Farmers should start receiving notices updating them on their current base acres, yields and 2009-2012 planting history, USDA Farm Service Agency Administrator Juan Garcia said Friday.
The written updates are an important part of preparing agricultural producers for the new safety net programs established by the 2014 Farm Bill, USDA said.
"We're sending these reports to make sure that farmers and ranchers have key information as they make critical decisions about programs that impact their livelihood," said Garcia. "It's important that producers take a few minutes to cross check the information they receive with their own farm records."
Garcia said if the information is correct, no further action is needed. But if the letter is incomplete or incorrect, producers need to contact their local FSA county office as soon as possible.
Verifying the accuracy of data on a farm's acreage history is an important step for producers enrolling in the upcoming Agriculture Risk Coverage program and the Price Loss Coverage program, USDA says.

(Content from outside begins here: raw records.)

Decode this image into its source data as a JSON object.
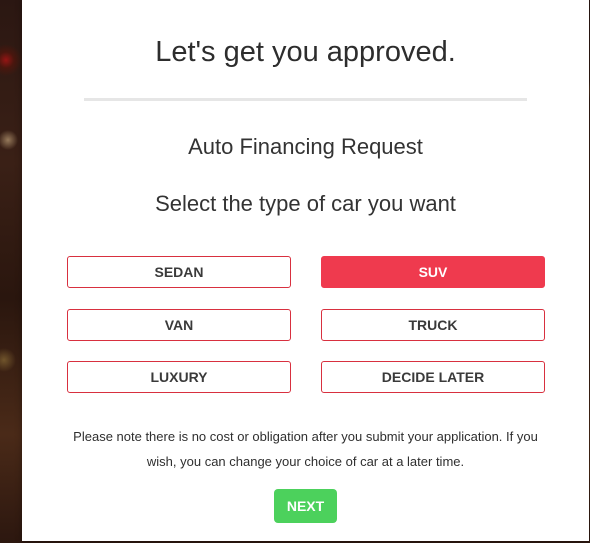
{
  "modal": {
    "title": "Let's get you approved.",
    "subtitle": "Auto Financing Request",
    "question": "Select the type of car you want",
    "car_types": [
      {
        "label": "SEDAN",
        "selected": false
      },
      {
        "label": "SUV",
        "selected": true
      },
      {
        "label": "VAN",
        "selected": false
      },
      {
        "label": "TRUCK",
        "selected": false
      },
      {
        "label": "LUXURY",
        "selected": false
      },
      {
        "label": "DECIDE LATER",
        "selected": false
      }
    ],
    "note": "Please note there is no cost or obligation after you submit your application. If you wish, you can change your choice of car at a later time.",
    "next_label": "NEXT"
  },
  "colors": {
    "accent": "#ef3a4e",
    "button_border": "#d8303f",
    "next_button": "#4cd15c"
  }
}
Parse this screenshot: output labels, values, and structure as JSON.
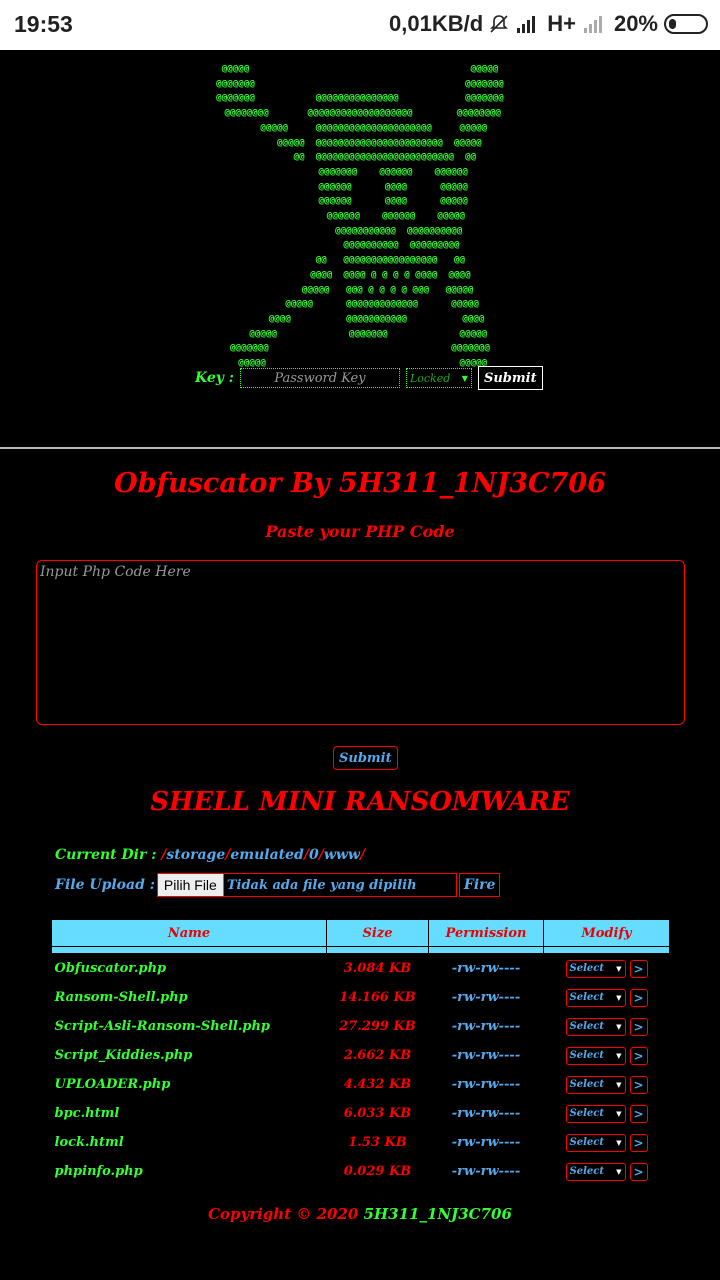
{
  "status": {
    "time": "19:53",
    "speed": "0,01KB/d",
    "network": "H+",
    "battery": "20%"
  },
  "skull_art": "@@@@@                                        @@@@@\n@@@@@@@                                      @@@@@@@\n@@@@@@@           @@@@@@@@@@@@@@@            @@@@@@@\n @@@@@@@@       @@@@@@@@@@@@@@@@@@@        @@@@@@@@\n     @@@@@     @@@@@@@@@@@@@@@@@@@@@     @@@@@\n       @@@@@  @@@@@@@@@@@@@@@@@@@@@@@  @@@@@\n         @@  @@@@@@@@@@@@@@@@@@@@@@@@@  @@\n            @@@@@@@    @@@@@@    @@@@@@\n            @@@@@@      @@@@      @@@@@\n            @@@@@@      @@@@      @@@@@\n             @@@@@@    @@@@@@    @@@@@\n              @@@@@@@@@@@  @@@@@@@@@@\n               @@@@@@@@@@  @@@@@@@@@\n           @@   @@@@@@@@@@@@@@@@@   @@\n           @@@@  @@@@ @ @ @ @ @@@@  @@@@\n          @@@@@   @@@ @ @ @ @ @@@   @@@@@\n        @@@@@      @@@@@@@@@@@@@      @@@@@\n      @@@@          @@@@@@@@@@@          @@@@\n   @@@@@             @@@@@@@             @@@@@\n@@@@@@@                                 @@@@@@@\n @@@@@                                   @@@@@",
  "login": {
    "key_label": "Key :",
    "password_placeholder": "Password Key",
    "locked_option": "Locked",
    "submit_label": "Submit"
  },
  "obfuscator": {
    "title": "Obfuscator By 5H311_1NJ3C706",
    "subtitle": "Paste your PHP Code",
    "placeholder": "Input Php Code Here",
    "submit_label": "Submit"
  },
  "shell": {
    "title": "SHELL MINI RANSOMWARE",
    "current_dir_label": "Current Dir :",
    "path_parts": [
      "storage",
      "emulated",
      "0",
      "www"
    ],
    "upload_label": "File Upload :",
    "choose_file_label": "Pilih File",
    "no_file_text": "Tidak ada file yang dipilih",
    "fire_label": "Fire",
    "columns": [
      "Name",
      "Size",
      "Permission",
      "Modify"
    ],
    "files": [
      {
        "name": "Obfuscator.php",
        "size": "3.084 KB",
        "perm": "-rw-rw----"
      },
      {
        "name": "Ransom-Shell.php",
        "size": "14.166 KB",
        "perm": "-rw-rw----"
      },
      {
        "name": "Script-Asli-Ransom-Shell.php",
        "size": "27.299 KB",
        "perm": "-rw-rw----"
      },
      {
        "name": "Script_Kiddies.php",
        "size": "2.662 KB",
        "perm": "-rw-rw----"
      },
      {
        "name": "UPLOADER.php",
        "size": "4.432 KB",
        "perm": "-rw-rw----"
      },
      {
        "name": "bpc.html",
        "size": "6.033 KB",
        "perm": "-rw-rw----"
      },
      {
        "name": "lock.html",
        "size": "1.53 KB",
        "perm": "-rw-rw----"
      },
      {
        "name": "phpinfo.php",
        "size": "0.029 KB",
        "perm": "-rw-rw----"
      }
    ],
    "select_label": "Select",
    "go_label": ">"
  },
  "footer": {
    "copyright": "Copyright © 2020",
    "author": "5H311_1NJ3C706"
  }
}
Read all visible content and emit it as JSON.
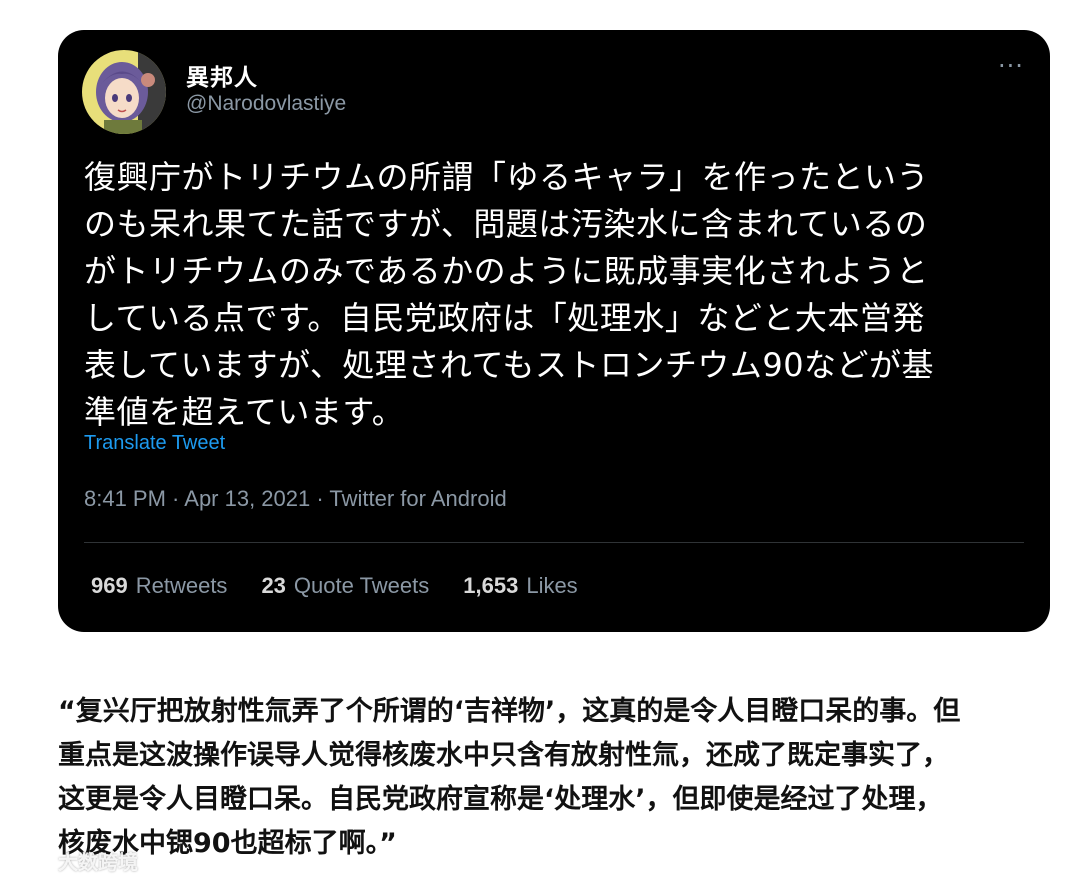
{
  "tweet": {
    "display_name": "異邦人",
    "handle": "@Narodovlastiye",
    "more_icon": "more-horizontal-icon",
    "more_glyph": "···",
    "avatar_icon": "avatar-anime-girl",
    "body": "復興庁がトリチウムの所謂「ゆるキャラ」を作ったという\nのも呆れ果てた話ですが、問題は汚染水に含まれているの\nがトリチウムのみであるかのように既成事実化されようと\nしている点です。自民党政府は「処理水」などと大本営発\n表していますが、処理されてもストロンチウム90などが基\n準値を超えています。",
    "translate_label": "Translate Tweet",
    "timestamp": "8:41 PM · Apr 13, 2021 · Twitter for Android",
    "stats": {
      "retweets_count": "969",
      "retweets_label": "Retweets",
      "quote_count": "23",
      "quote_label": "Quote Tweets",
      "likes_count": "1,653",
      "likes_label": "Likes"
    },
    "colors": {
      "background": "#000000",
      "text": "#ffffff",
      "secondary": "#8b98a5",
      "link": "#1d9bf0"
    }
  },
  "translation": {
    "text": "“复兴厅把放射性氚弄了个所谓的‘吉祥物’，这真的是令人目瞪口呆的事。但\n重点是这波操作误导人觉得核废水中只含有放射性氚，还成了既定事实了，\n这更是令人目瞪口呆。自民党政府宣称是‘处理水’，但即使是经过了处理，\n核废水中锶90也超标了啊。”"
  },
  "watermark": {
    "text": "大数跨境",
    "logo_icon": "watermark-logo"
  }
}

Later this summer, farmers and ranchers will have an opportunity to update their crop yield information and reallocate base acres.
"I encourage producers to bring their USDA notice to any scheduled appointments with the local FSA county office," Garcia advised. "This will help ensure they have the information they need with them to discuss the available program options."
By mid-winter, all producers on a farm will be required to make a one-time, unanimous and irrevocable election between price protection and county revenue protection or individual revenue protection for 2014-2018 crop years.
Producers can expect to sign contracts for ARC or PLC for the 2014 and 2015 crop years in early 2015.
USDA said covered commodities include barley, canola, large and small chickpeas, corn, crambe, flaxseed, grain sorghum, lentils, mustard seed, oats, peanuts, dry peas, rapeseed, long grain rice, medium grain rice (includes short grain rice and temperate japonica rice), safflower seed, sesame, soybeans, sunflower seed, and wheat.
Upland cotton is no longer a covered commodity, USDA said.